(Entries taken from a collection)
☆ ☆ ☆
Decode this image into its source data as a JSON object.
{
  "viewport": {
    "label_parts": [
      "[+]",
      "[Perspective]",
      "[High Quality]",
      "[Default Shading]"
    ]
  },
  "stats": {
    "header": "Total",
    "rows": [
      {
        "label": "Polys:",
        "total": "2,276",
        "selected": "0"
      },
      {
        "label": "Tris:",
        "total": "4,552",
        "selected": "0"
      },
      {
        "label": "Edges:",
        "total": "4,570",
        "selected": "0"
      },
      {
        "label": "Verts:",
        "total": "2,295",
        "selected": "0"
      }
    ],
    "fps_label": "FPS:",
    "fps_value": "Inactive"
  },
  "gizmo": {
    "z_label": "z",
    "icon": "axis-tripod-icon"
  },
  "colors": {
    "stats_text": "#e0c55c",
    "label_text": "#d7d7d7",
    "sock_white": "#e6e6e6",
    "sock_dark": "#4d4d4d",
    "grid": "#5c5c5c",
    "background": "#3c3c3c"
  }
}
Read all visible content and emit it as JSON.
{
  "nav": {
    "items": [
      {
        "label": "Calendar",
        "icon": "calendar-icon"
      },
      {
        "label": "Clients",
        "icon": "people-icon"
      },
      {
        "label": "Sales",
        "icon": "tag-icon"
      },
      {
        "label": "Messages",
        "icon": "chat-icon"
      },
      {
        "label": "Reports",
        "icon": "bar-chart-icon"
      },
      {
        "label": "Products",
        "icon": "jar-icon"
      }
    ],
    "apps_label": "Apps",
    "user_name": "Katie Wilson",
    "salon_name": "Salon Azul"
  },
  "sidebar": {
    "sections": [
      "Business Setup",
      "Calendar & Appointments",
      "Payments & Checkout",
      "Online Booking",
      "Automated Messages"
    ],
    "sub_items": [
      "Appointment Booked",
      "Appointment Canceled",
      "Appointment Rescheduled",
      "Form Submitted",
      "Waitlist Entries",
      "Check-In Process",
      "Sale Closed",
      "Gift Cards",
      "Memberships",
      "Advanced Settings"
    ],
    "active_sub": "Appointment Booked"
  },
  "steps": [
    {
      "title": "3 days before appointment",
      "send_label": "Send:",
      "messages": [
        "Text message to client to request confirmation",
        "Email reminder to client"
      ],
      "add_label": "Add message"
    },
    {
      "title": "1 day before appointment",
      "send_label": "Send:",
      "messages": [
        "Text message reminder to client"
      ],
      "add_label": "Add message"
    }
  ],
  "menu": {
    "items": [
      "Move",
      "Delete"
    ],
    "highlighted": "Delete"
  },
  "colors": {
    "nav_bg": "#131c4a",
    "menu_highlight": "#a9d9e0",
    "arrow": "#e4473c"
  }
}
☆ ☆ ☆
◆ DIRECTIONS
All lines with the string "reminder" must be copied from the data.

◆ ANSWER SECTION
        "Email reminder to client"
        "Text message reminder to client"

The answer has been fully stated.